### [What you will do]
For this listing, report how many lines contain the string "Строка", using only a number.

### Source records

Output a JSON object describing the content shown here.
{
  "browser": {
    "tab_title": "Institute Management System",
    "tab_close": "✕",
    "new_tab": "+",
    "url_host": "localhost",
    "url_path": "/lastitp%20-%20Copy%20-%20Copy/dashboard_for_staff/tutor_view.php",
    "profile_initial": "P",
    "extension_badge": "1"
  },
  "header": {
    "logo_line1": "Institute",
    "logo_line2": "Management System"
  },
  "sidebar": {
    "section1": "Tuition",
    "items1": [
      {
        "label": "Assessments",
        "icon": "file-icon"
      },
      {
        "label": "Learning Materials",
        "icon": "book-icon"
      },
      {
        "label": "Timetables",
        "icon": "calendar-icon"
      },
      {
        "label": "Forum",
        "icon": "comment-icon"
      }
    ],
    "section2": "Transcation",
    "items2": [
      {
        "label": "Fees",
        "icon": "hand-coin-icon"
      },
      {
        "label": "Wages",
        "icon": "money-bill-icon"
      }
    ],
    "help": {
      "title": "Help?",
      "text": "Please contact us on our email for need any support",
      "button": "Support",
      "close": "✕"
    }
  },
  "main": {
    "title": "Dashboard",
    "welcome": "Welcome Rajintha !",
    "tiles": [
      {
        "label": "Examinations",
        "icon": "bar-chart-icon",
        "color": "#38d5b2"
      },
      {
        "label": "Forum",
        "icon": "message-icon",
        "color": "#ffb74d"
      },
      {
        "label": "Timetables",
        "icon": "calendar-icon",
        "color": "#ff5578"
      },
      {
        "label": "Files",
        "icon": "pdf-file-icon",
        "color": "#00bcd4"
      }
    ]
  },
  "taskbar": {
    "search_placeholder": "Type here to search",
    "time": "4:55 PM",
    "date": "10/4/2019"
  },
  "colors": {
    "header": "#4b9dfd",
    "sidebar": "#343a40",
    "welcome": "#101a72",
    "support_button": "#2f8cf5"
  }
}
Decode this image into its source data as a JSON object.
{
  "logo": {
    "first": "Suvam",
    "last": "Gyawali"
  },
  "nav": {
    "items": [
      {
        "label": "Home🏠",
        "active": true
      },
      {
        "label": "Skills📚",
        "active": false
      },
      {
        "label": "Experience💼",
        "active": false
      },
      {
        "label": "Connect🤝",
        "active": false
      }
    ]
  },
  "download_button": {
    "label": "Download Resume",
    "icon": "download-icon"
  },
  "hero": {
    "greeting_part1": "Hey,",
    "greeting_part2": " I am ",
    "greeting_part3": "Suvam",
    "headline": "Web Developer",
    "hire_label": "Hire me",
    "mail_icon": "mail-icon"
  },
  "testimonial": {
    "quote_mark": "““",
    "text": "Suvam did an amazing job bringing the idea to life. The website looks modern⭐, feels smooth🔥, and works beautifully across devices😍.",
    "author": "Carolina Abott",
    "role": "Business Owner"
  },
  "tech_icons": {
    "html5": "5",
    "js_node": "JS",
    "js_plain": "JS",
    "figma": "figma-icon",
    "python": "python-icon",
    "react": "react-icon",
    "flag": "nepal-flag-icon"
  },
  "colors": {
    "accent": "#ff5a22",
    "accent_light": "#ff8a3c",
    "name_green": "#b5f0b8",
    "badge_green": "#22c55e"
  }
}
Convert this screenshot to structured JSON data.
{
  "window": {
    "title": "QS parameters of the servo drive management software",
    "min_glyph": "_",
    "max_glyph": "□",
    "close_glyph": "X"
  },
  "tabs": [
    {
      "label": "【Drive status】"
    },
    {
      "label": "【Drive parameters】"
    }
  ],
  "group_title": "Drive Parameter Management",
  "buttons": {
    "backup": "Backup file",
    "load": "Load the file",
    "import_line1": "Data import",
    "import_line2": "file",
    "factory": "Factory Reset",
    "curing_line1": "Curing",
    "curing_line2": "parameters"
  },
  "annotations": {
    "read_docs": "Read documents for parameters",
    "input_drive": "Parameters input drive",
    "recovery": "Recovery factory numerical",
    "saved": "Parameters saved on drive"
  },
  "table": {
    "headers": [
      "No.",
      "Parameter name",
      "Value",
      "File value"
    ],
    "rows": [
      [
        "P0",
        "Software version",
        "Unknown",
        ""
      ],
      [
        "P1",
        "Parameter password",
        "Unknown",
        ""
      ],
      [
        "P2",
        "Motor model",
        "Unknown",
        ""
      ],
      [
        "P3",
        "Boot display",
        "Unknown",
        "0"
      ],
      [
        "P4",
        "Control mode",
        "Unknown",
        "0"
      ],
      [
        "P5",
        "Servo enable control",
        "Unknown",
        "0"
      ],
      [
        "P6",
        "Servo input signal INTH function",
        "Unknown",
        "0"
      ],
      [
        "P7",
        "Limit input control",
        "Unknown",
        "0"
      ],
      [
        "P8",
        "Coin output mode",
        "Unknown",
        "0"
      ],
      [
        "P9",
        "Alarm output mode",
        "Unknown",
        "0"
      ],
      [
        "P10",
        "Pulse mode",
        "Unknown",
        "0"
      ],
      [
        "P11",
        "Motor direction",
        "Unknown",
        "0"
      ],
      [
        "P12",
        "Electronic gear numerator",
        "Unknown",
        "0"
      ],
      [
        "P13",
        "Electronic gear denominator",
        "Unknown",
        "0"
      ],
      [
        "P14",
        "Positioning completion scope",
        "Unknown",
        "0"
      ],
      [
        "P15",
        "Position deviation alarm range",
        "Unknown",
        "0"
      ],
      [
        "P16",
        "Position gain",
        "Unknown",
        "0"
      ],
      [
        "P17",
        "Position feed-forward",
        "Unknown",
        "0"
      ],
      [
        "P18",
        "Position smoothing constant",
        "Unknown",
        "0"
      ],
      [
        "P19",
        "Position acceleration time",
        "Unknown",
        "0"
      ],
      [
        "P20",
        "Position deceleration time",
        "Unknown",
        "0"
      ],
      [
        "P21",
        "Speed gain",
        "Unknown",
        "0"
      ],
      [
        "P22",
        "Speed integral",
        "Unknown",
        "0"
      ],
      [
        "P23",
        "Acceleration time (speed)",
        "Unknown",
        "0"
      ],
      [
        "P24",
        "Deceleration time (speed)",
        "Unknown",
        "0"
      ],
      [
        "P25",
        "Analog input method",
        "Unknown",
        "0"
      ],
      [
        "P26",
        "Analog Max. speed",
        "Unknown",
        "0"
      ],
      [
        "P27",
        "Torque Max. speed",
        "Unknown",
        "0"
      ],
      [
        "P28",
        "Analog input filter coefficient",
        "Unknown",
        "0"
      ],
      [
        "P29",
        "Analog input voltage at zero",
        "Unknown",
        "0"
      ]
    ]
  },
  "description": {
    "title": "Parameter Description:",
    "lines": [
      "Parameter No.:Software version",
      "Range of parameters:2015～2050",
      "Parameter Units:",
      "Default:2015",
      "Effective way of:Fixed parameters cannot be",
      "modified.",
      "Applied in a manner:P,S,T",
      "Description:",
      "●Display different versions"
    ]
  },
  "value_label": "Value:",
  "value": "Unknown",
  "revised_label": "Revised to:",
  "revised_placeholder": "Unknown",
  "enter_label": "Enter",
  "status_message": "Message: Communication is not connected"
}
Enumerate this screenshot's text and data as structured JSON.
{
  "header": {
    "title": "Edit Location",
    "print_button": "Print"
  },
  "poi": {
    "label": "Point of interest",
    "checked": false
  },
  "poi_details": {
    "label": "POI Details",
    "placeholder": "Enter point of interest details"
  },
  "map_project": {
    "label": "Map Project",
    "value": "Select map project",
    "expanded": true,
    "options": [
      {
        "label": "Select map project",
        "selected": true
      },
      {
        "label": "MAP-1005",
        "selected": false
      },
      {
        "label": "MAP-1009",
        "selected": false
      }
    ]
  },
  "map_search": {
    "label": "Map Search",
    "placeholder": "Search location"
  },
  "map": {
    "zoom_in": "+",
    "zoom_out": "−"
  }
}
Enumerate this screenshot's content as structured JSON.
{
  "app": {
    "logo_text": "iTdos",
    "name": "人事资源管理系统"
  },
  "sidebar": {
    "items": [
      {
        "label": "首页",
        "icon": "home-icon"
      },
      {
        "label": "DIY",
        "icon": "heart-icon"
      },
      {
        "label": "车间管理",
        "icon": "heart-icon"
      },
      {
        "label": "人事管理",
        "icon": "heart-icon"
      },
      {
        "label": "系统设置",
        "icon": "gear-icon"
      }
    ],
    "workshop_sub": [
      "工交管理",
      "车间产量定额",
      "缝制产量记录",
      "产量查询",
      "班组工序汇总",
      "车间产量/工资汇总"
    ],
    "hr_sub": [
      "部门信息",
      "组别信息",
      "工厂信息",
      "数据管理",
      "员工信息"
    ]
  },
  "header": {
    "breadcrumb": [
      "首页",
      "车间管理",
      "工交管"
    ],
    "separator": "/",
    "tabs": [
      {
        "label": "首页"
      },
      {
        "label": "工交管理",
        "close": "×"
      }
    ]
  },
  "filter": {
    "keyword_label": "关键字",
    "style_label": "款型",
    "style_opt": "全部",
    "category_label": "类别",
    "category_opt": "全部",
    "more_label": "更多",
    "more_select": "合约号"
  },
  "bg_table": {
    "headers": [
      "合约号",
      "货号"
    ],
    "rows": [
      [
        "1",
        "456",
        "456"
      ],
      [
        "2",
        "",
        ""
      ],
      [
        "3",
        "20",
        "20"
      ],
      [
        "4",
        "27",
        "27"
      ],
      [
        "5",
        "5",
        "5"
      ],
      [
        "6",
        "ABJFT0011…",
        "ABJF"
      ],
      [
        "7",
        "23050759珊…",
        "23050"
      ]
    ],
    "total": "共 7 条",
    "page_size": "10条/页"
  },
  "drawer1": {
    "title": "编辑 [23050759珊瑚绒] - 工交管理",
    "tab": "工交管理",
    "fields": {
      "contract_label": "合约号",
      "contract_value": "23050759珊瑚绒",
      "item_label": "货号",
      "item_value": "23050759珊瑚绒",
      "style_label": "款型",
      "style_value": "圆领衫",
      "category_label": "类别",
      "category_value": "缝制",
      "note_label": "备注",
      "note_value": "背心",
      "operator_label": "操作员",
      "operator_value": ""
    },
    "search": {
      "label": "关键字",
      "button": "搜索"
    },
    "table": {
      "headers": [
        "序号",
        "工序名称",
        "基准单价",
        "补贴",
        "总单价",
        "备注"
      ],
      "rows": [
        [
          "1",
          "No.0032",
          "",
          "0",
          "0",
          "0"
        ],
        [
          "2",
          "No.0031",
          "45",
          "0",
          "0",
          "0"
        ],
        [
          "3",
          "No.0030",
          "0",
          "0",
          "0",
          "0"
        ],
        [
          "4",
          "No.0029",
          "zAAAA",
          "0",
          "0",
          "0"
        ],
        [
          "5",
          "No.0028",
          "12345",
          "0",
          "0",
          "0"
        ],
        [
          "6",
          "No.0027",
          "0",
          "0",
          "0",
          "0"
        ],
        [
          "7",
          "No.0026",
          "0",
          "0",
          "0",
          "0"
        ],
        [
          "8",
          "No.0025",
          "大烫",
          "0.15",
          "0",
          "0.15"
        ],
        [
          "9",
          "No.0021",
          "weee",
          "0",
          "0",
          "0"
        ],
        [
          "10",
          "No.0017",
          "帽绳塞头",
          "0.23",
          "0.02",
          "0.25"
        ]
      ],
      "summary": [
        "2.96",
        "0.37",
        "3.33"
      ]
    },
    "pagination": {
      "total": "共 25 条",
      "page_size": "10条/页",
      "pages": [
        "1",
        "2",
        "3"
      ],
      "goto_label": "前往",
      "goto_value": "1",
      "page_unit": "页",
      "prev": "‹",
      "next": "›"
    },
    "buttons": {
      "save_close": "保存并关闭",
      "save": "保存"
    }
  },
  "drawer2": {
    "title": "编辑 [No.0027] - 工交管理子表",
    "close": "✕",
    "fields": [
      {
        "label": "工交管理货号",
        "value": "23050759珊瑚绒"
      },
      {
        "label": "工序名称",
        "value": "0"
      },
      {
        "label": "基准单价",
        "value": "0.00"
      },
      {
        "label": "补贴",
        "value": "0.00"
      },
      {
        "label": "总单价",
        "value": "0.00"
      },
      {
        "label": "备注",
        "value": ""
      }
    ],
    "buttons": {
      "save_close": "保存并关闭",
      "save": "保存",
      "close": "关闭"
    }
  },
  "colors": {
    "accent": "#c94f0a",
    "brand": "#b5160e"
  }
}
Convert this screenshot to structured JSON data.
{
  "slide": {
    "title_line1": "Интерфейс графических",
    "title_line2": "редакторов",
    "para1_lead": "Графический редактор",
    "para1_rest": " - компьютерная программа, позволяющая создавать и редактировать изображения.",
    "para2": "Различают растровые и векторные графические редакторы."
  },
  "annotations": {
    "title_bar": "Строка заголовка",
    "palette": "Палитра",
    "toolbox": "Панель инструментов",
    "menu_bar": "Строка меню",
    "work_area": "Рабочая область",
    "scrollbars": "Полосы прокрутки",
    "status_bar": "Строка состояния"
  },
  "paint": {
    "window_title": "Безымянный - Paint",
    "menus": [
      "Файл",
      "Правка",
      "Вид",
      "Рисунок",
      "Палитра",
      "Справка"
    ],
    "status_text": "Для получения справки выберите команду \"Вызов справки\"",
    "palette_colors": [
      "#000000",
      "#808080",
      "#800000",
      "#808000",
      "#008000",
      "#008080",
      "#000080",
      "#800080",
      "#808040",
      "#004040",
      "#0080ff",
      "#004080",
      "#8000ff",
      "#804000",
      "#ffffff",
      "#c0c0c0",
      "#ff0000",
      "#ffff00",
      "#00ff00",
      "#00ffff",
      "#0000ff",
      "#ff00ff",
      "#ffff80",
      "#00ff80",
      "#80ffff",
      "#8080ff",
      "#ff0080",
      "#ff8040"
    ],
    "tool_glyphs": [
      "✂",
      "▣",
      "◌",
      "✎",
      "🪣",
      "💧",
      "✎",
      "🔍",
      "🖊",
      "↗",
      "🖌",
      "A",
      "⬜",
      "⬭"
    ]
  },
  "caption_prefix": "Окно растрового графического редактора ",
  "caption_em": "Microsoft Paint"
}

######

### [Problem solution]
3